These campaigns are a great way to build a loyal user base that is in the habit of using your product. Using email to nudge customers toward using your product as part of their standard daily routine is an amazing way to increase your retention rates.
Amazon uses product reviews to drive Kindle readers back to Amazon.com to engage and, hopefully, purchase again. Whenever you purchase a book on Amazon.com, this is the sort of campaign you’ll receive:
This is a great example of Amazon bridging the gap between the Kindle, a physical device, and their website. This shows they are always thinking about retention and ways to get you back to Amazon.com to buy again.
OkCupid’s email marketing focuses on encouraging you to return and check out “new matches.” Their campaigns are frequent but targeted enough that they effectively encourage customers to return and re-engage, keeping them around longer in their iPhone app. Their emails are an effective driver of in-app engagement.
III. Share directly in their inbox
Don’t forget about newsletters!
In further reference to the “teaching” done on the Mr Porter site mentioned earlier, Net-a-Porter has started sending their customers a weekly “magazine” that features style tips from around the web. They don’t hard-sell their products in this online magazine, but, instead, share new looks and discuss brands and fashion in general. They educate their customers on what looks good.
Skillshare provides another example with the way they send regular updates featuring their latest courses. Due to the variety available on Skillshare, these really are powerful emails for driving retention (if not sent too often) since they let customers know about categories of courses they may not have seen before. It lets them know about something new, meaning they’ll return to Skillshare’s website.

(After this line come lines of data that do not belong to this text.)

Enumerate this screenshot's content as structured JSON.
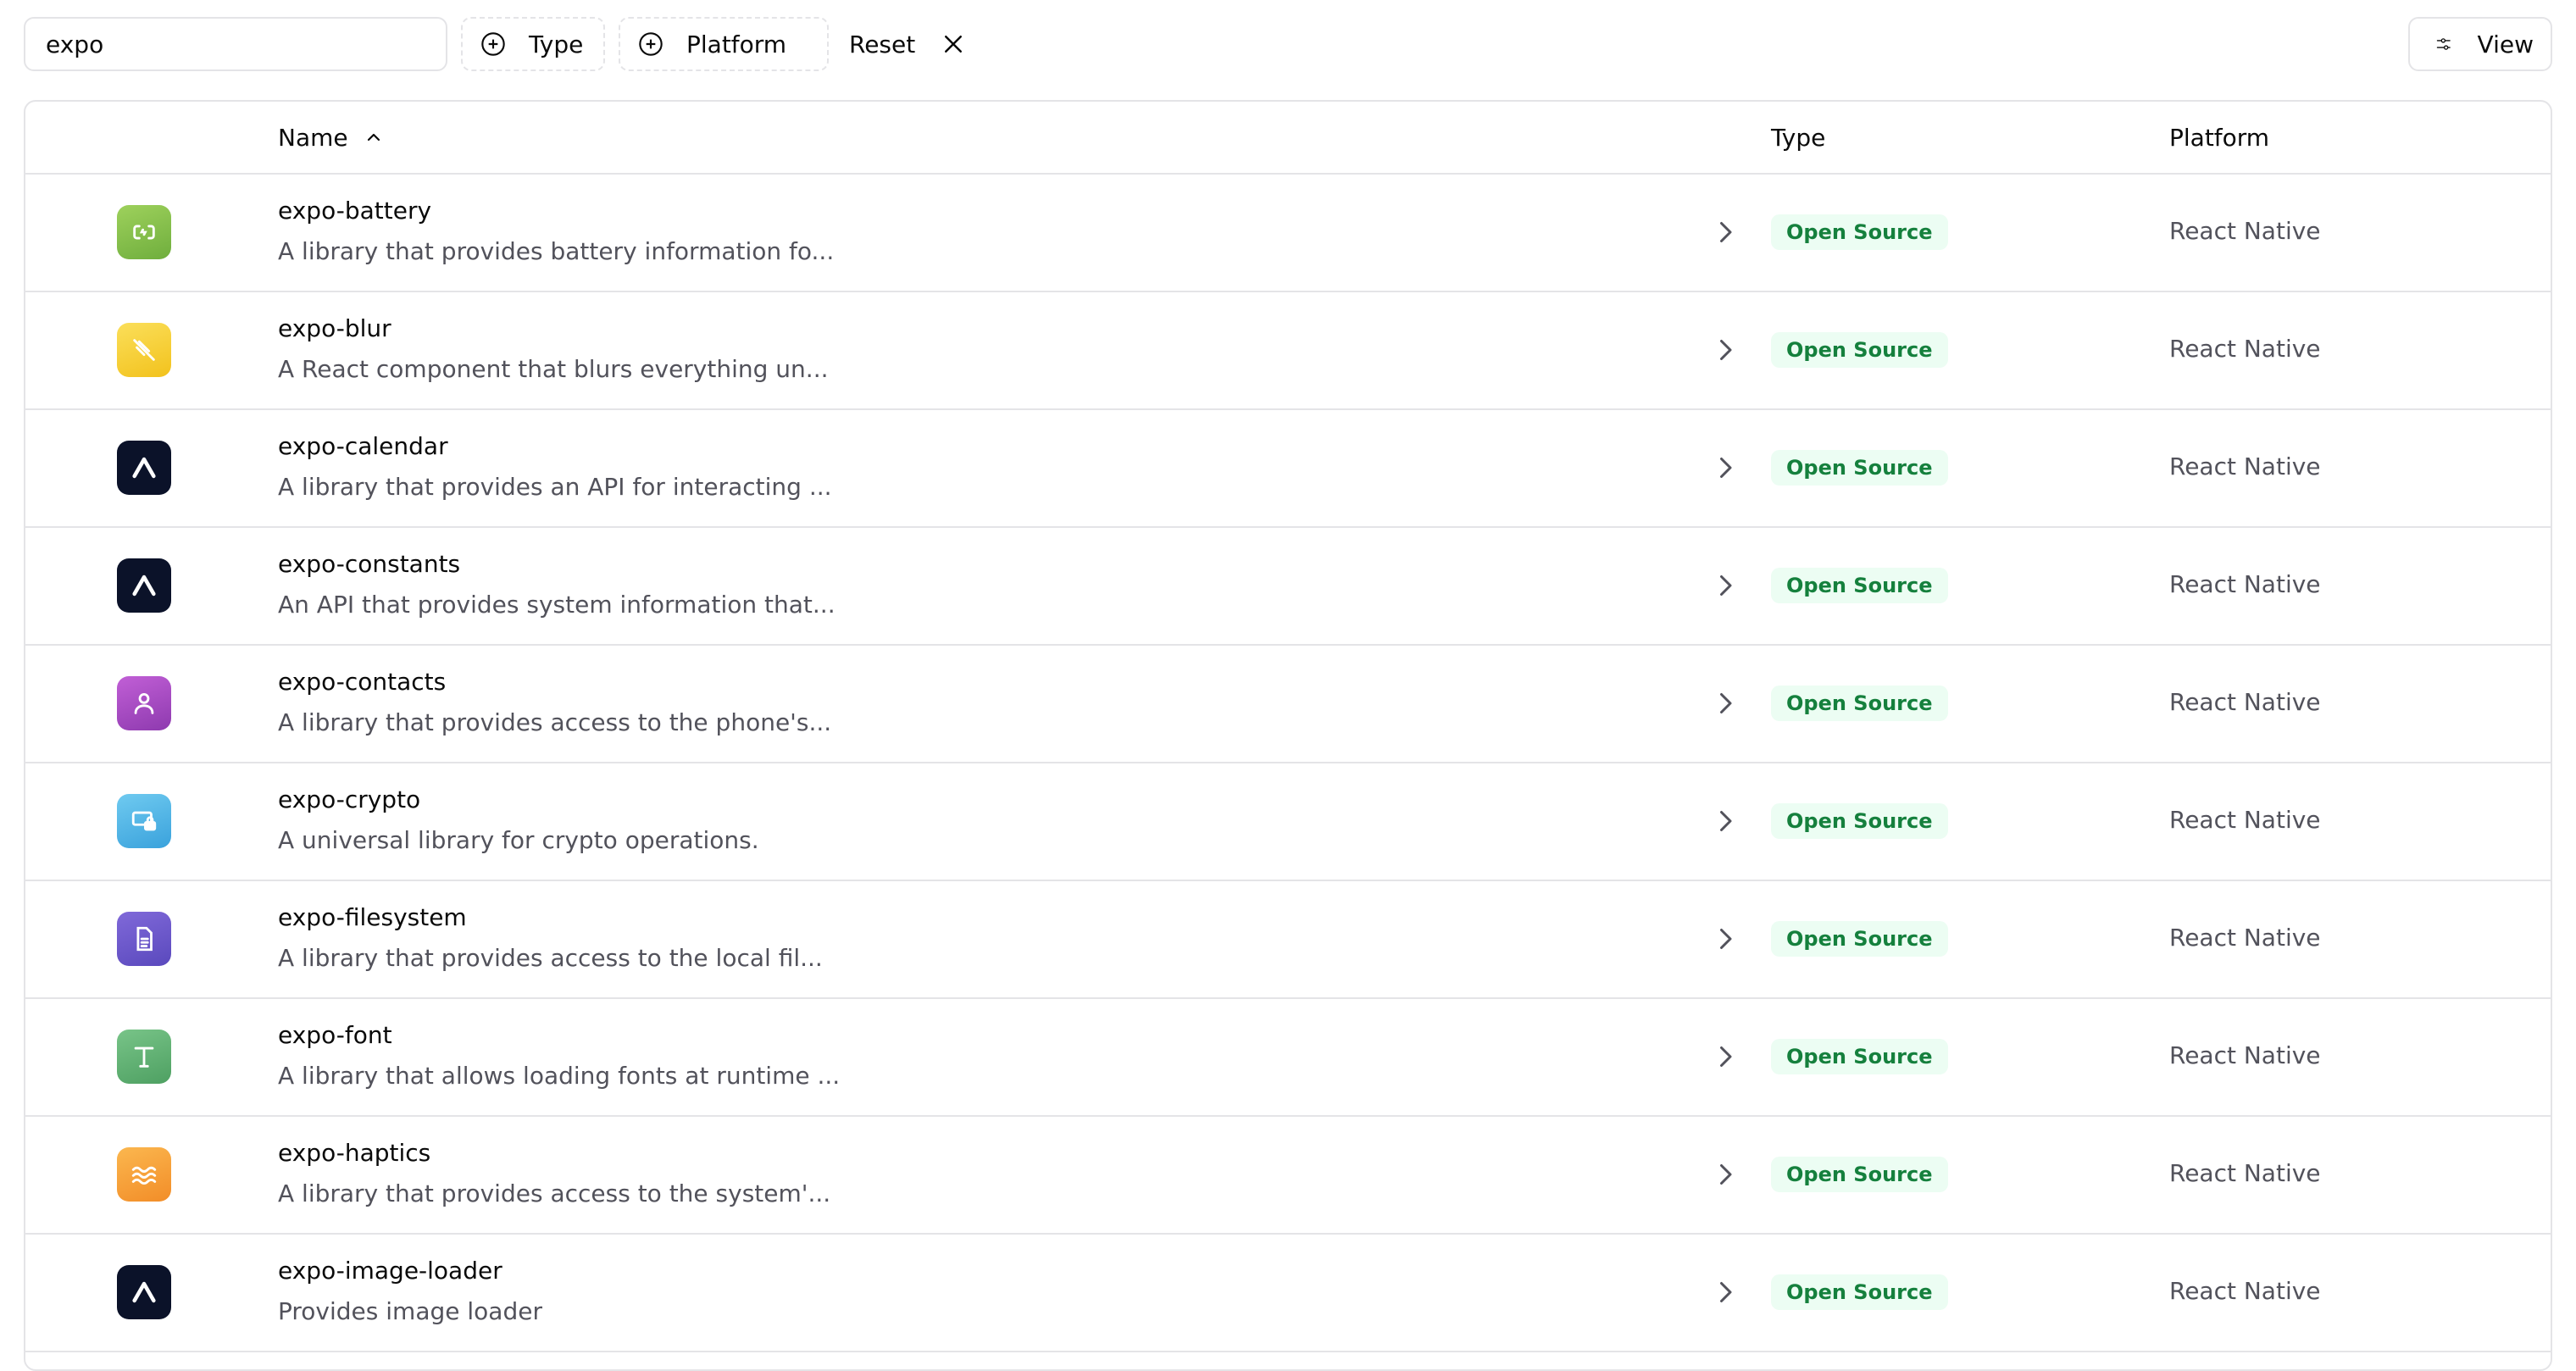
{
  "toolbar": {
    "search_value": "expo",
    "type_filter_label": "Type",
    "platform_filter_label": "Platform",
    "reset_label": "Reset",
    "view_label": "View"
  },
  "table": {
    "columns": {
      "name": "Name",
      "type": "Type",
      "platform": "Platform"
    },
    "rows": [
      {
        "title": "expo-battery",
        "description": "A library that provides battery information fo...",
        "type": "Open Source",
        "platform": "React Native",
        "icon": "battery-icon",
        "icon_bg": "#8bc34a"
      },
      {
        "title": "expo-blur",
        "description": "A React component that blurs everything un...",
        "type": "Open Source",
        "platform": "React Native",
        "icon": "blur-icon",
        "icon_bg": "#f7cf2e"
      },
      {
        "title": "expo-calendar",
        "description": "A library that provides an API for interacting ...",
        "type": "Open Source",
        "platform": "React Native",
        "icon": "expo-logo-icon",
        "icon_bg": "#0b1229"
      },
      {
        "title": "expo-constants",
        "description": "An API that provides system information that...",
        "type": "Open Source",
        "platform": "React Native",
        "icon": "expo-logo-icon",
        "icon_bg": "#0b1229"
      },
      {
        "title": "expo-contacts",
        "description": "A library that provides access to the phone's...",
        "type": "Open Source",
        "platform": "React Native",
        "icon": "contact-icon",
        "icon_bg": "#a94cc4"
      },
      {
        "title": "expo-crypto",
        "description": "A universal library for crypto operations.",
        "type": "Open Source",
        "platform": "React Native",
        "icon": "crypto-lock-icon",
        "icon_bg": "#4fb8e6"
      },
      {
        "title": "expo-filesystem",
        "description": "A library that provides access to the local fil...",
        "type": "Open Source",
        "platform": "React Native",
        "icon": "file-icon",
        "icon_bg": "#6a5acd"
      },
      {
        "title": "expo-font",
        "description": "A library that allows loading fonts at runtime ...",
        "type": "Open Source",
        "platform": "React Native",
        "icon": "font-t-icon",
        "icon_bg": "#5fb271"
      },
      {
        "title": "expo-haptics",
        "description": "A library that provides access to the system'...",
        "type": "Open Source",
        "platform": "React Native",
        "icon": "haptics-wave-icon",
        "icon_bg": "#f7a03a"
      },
      {
        "title": "expo-image-loader",
        "description": "Provides image loader",
        "type": "Open Source",
        "platform": "React Native",
        "icon": "expo-logo-icon",
        "icon_bg": "#0b1229"
      }
    ]
  }
}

So, remember to:
- Track your customer churn. Review this number regularly.
- Build a community around your business.
- Use email to directly encourage customers to continually engage with your product(s).
Or, if you want a bite-sized overview of everything discussed here, check out this slideshow (which, hopefully, will give you a laugh as well):
Let’s face it: You’re never going to get your churn rate to zero. Your customers will leave for all sorts of reasons. That’s part of doing business.
BUT…you can put your best foot forward and work to ensure you retain as many of your customers as possible.
The most important thing is always be sincere and provide value. Don’t ever burn your bridges! It’s not good for your brand and especially not for your churn rate.
Embrace these ideas and feel free to share other retention strategies you use for your business in the comments!
About the Author: Chris Hexton is a co-founder of email remarketing software Vero. He spends his days helping online businesses optimize their email marketing and use it effectively to maximize their profit. You can catch him on Twitter via @chexton and @veroapp. He’d love to talk with you!